Type: Methodological Innovation Award Number: R305D090008

Purpose: This project explored the circumstances under which two promising quasi-experimental designs can produce estimates of program impacts that are valid, precise and generalizable.

  • Part I of the project focused on the regression discontinuity design (RDD), which estimates program impacts by taking advantage of situations in which applicants are assigned to an education program based on whether they fall above or below some exogenous cutoff on a pre-determined assignment variable. Under certain conditions, a comparison of average outcomes for applicants just above and below the cutoff can be used to estimate the program's impact. The primary purpose of Part I was to explore how far the sample can be expanded beyond the cutoff and still obtain internally valid results and the implications that such expansion has for statistical power and generalizability.
  • Part II of the project focused on the comparative interrupted time series (CITS) design, which estimates the effect of a program by comparing the treatment group's deviation from its historical trend on the key outcome to a comparing group's corresponding deviation from its trend. The primary purpose of Part II was to examine whether the CITS research design can be used to obtain an unbiased estimate of program impacts, and if so, under what conditions this can be achieved.
  • Part III of the project examined the properties of a "combined approach" that integrated the elements of both the RDD and CITS research designs and that should in principle yield the benefits of both methods.

Project Activities: The properties of these designs will be explored in the context of estimating the impact of the federal Reading First program. The analyses will be based on a time-series cross-sectional dataset of one large state's 766 elementary schools, for the 1998–99 to 2005–06 school years. This school-level dataset will include third grade reading achievement scores on state tests (the target outcome of Reading First), the rating scores of the 199 schools that applied for Reading First funding in the state's first year of allocation decisions, and information on school characteristics and their local context. School year 2004–2005 was the first year in which Reading First funds were used by schools. Therefore, the dataset will include 6 years of baseline pre-intervention data and 2 years of follow-up post-intervention data.

Part I of the study will use the 199 schools in the state that received Reading First ratings to study the statistical trade-offs of expanding the sample in a RDD study. The research will start with a subset of schools whose ratings cluster around the cutoff point and then gradually expand the sample to include more schools on both sides of the cutoff point. This gradual expansion of sample size will allow the observation of changes in the functional form of the rating variable (the precision) as well as the magnitude of estimated impacts of Reading First.
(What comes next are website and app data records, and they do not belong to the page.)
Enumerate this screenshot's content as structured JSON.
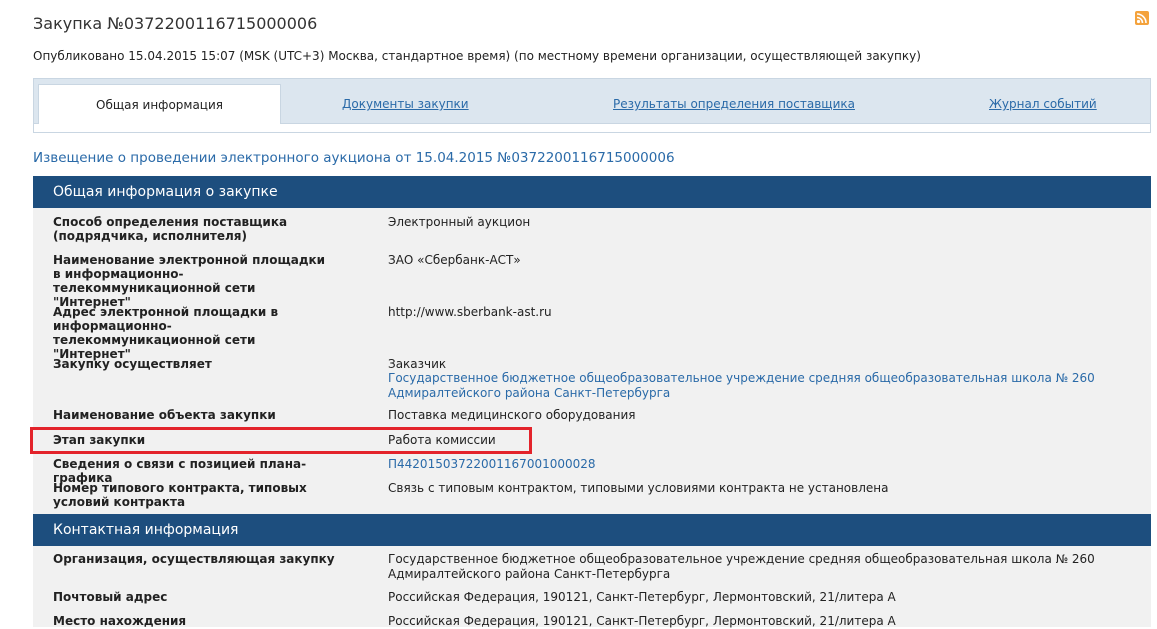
{
  "header": {
    "title": "Закупка №0372200116715000006",
    "published": "Опубликовано 15.04.2015 15:07 (MSK (UTC+3) Москва, стандартное время) (по местному времени организации, осуществляющей закупку)",
    "rss_icon": "rss-icon"
  },
  "tabs": {
    "active": "Общая информация",
    "documents": "Документы закупки",
    "results": "Результаты определения поставщика",
    "journal": "Журнал событий"
  },
  "notice_title": "Извещение о проведении электронного аукциона от 15.04.2015 №0372200116715000006",
  "general": {
    "header": "Общая информация о закупке",
    "rows": [
      {
        "label": "Способ определения поставщика (подрядчика, исполнителя)",
        "value": "Электронный аукцион"
      },
      {
        "label": "Наименование электронной площадки в информационно-телекоммуникационной сети \"Интернет\"",
        "value": "ЗАО «Сбербанк-АСТ»"
      },
      {
        "label": "Адрес электронной площадки в информационно-телекоммуникационной сети \"Интернет\"",
        "value": "http://www.sberbank-ast.ru"
      },
      {
        "label": "Закупку осуществляет",
        "value": "Заказчик",
        "value_link": "Государственное бюджетное общеобразовательное учреждение средняя общеобразовательная школа № 260 Адмиралтейского района Санкт-Петербурга"
      },
      {
        "label": "Наименование объекта закупки",
        "value": "Поставка медицинского оборудования"
      },
      {
        "label": "Этап закупки",
        "value": "Работа комиссии"
      },
      {
        "label": "Сведения о связи с позицией плана-графика",
        "value_link": "П44201503722001167001000028"
      },
      {
        "label": "Номер типового контракта, типовых условий контракта",
        "value": "Связь с типовым контрактом, типовыми условиями контракта не установлена"
      }
    ]
  },
  "contact": {
    "header": "Контактная информация",
    "rows": [
      {
        "label": "Организация, осуществляющая закупку",
        "value": "Государственное бюджетное общеобразовательное учреждение средняя общеобразовательная школа № 260 Адмиралтейского района Санкт-Петербурга"
      },
      {
        "label": "Почтовый адрес",
        "value": "Российская Федерация, 190121, Санкт-Петербург, Лермонтовский, 21/литера А"
      },
      {
        "label": "Место нахождения",
        "value": "Российская Федерация, 190121, Санкт-Петербург, Лермонтовский, 21/литера А"
      }
    ]
  }
}
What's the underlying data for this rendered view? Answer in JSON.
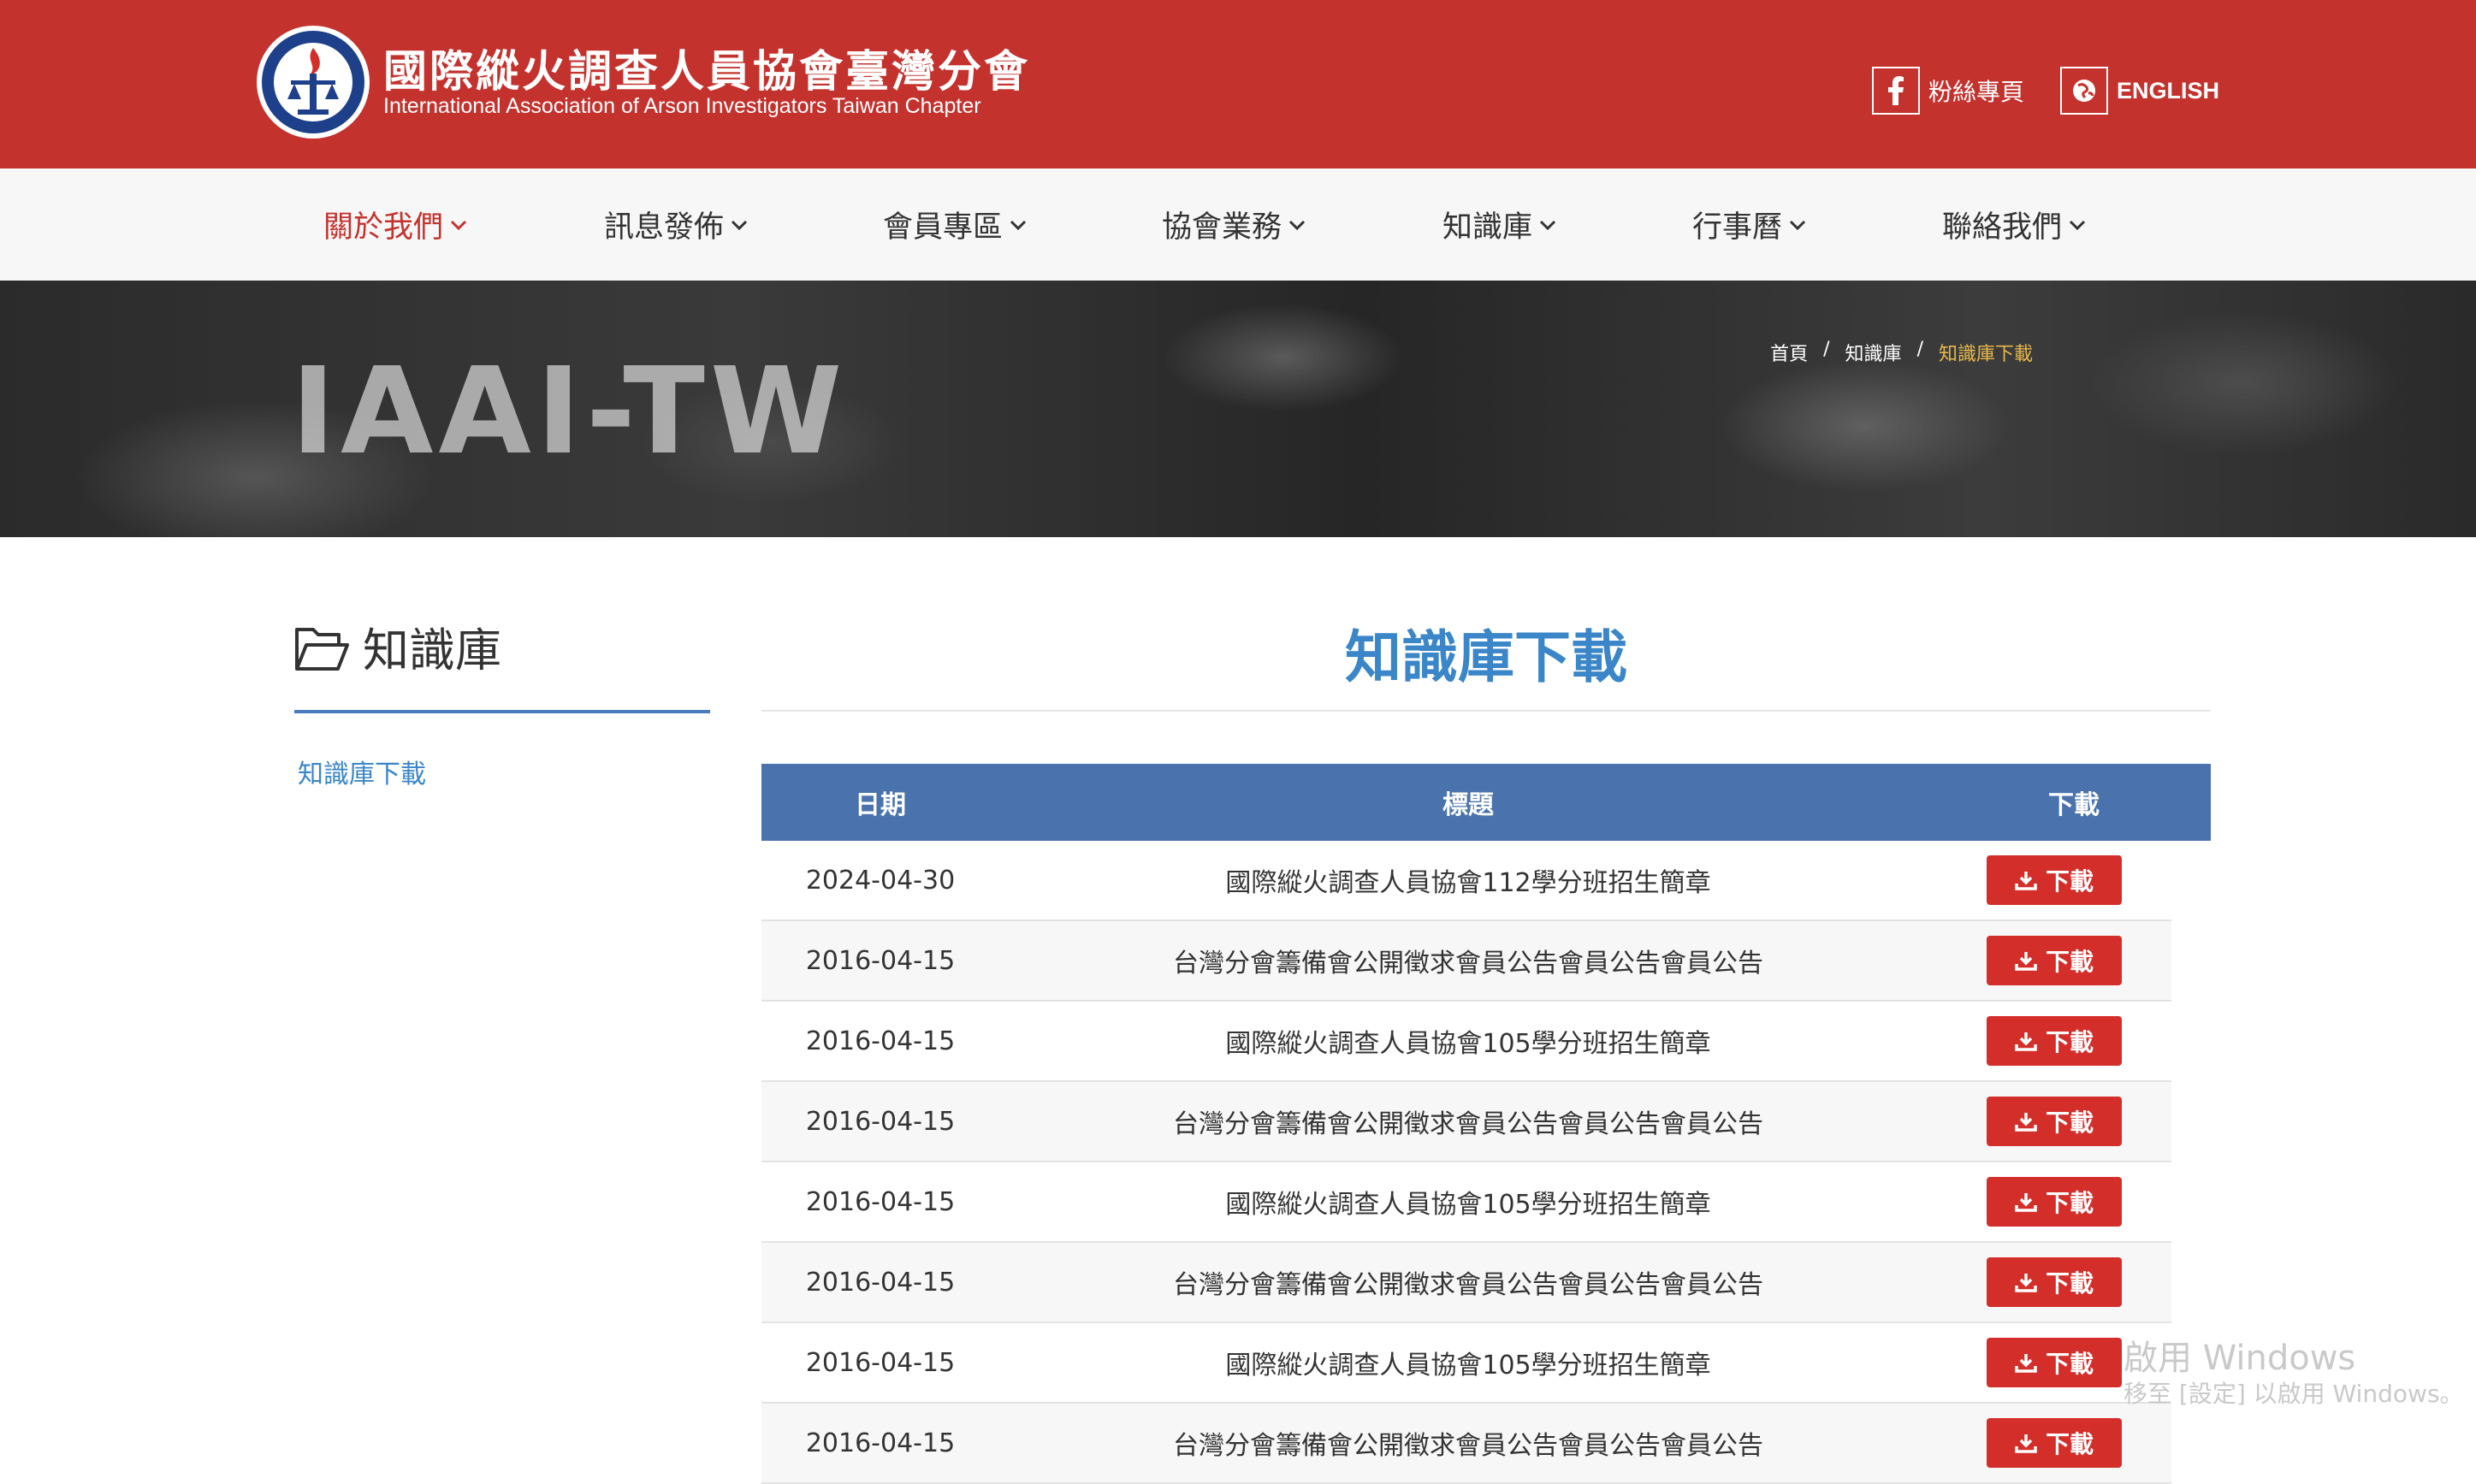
{
  "header": {
    "title_zh": "國際縱火調查人員協會臺灣分會",
    "title_en": "International Association of Arson Investigators Taiwan Chapter",
    "facebook_label": "粉絲專頁",
    "language_label": "ENGLISH",
    "brand_color": "#c4322e"
  },
  "nav": {
    "items": [
      {
        "label": "關於我們",
        "active": true
      },
      {
        "label": "訊息發佈"
      },
      {
        "label": "會員專區"
      },
      {
        "label": "協會業務"
      },
      {
        "label": "知識庫"
      },
      {
        "label": "行事曆"
      },
      {
        "label": "聯絡我們"
      }
    ]
  },
  "banner": {
    "text": "IAAI-TW",
    "breadcrumb": [
      "首頁",
      "知識庫",
      "知識庫下載"
    ]
  },
  "sidebar": {
    "title": "知識庫",
    "links": [
      "知識庫下載"
    ],
    "icon": "folder-open-icon"
  },
  "main": {
    "title": "知識庫下載",
    "accent_color": "#3a86c8"
  },
  "table": {
    "headers": [
      "日期",
      "標題",
      "下載"
    ],
    "download_label": "下載",
    "rows": [
      {
        "date": "2024-04-30",
        "title": "國際縱火調查人員協會112學分班招生簡章"
      },
      {
        "date": "2016-04-15",
        "title": "台灣分會籌備會公開徵求會員公告會員公告會員公告"
      },
      {
        "date": "2016-04-15",
        "title": "國際縱火調查人員協會105學分班招生簡章"
      },
      {
        "date": "2016-04-15",
        "title": "台灣分會籌備會公開徵求會員公告會員公告會員公告"
      },
      {
        "date": "2016-04-15",
        "title": "國際縱火調查人員協會105學分班招生簡章"
      },
      {
        "date": "2016-04-15",
        "title": "台灣分會籌備會公開徵求會員公告會員公告會員公告"
      },
      {
        "date": "2016-04-15",
        "title": "國際縱火調查人員協會105學分班招生簡章"
      },
      {
        "date": "2016-04-15",
        "title": "台灣分會籌備會公開徵求會員公告會員公告會員公告"
      }
    ]
  },
  "watermark": {
    "line1": "啟用 Windows",
    "line2": "移至 [設定] 以啟用 Windows。"
  }
}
Part II of the study will use the estimated impact from the RDD analysis in Part I as an unbiased benchmark against which to evaluate the validity and precision of the CITS results. The impact of Reading First will be estimated based on various approaches for identifying matched comparisons groups (different matching covariates, different lengths of baseline period, different selection methods). Part III of the project will examine what can be gained by conducting an RDD analysis of deviations from expected trend during the intervention, such as whether the sample can be expanded further from the cutoff point when deviations from trends in reading scores are used rather than observed levels.

Products and Publications
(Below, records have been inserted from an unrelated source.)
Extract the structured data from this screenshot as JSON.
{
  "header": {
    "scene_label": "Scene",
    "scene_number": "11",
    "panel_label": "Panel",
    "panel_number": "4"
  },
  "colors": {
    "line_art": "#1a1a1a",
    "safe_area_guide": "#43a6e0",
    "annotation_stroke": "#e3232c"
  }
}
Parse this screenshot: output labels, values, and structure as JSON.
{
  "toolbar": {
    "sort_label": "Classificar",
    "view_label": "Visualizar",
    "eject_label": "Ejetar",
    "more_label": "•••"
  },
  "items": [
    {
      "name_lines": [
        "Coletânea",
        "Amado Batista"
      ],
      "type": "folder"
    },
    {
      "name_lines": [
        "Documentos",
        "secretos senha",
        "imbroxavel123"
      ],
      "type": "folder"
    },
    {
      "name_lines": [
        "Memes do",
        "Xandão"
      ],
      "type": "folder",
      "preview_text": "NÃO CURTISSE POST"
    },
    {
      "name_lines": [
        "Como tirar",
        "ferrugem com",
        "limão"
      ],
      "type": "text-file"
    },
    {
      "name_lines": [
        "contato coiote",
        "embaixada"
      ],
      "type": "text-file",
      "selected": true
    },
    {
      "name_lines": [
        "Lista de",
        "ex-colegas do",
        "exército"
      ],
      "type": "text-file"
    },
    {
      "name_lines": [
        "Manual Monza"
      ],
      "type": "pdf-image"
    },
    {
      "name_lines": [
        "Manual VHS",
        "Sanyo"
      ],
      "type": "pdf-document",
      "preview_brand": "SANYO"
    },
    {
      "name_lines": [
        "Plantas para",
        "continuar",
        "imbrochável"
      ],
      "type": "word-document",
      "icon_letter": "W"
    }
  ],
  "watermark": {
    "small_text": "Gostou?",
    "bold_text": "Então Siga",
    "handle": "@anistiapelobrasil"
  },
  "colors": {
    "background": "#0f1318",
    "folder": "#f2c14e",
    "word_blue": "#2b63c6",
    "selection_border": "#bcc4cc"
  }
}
Journal article, monograph, or newsletter

Jacob, R., Somers, M. A., Zhu, P., and Bloom, H. (2016). The Validity of the Comparative Interrupted Time Series Design for Evaluating the Effect of School-Level Interventions. Evaluation Review, 40(3), 167–198.

Nongovernment report, issue brief, or practice guide

Jacob, R.T., Zhu, P., Somers, M.A., and Bloom, H.S. (2012). A Practical Guide to Regression Discontinuity. New York: MDRC.

Somers, M. A., Zhu, P., Jacob, R., and Bloom, H. (2013). The Validity and Precision of the Comparative Interrupted Time Series Design and the Difference-in-Difference Design in Educational Evaluation. MDRC.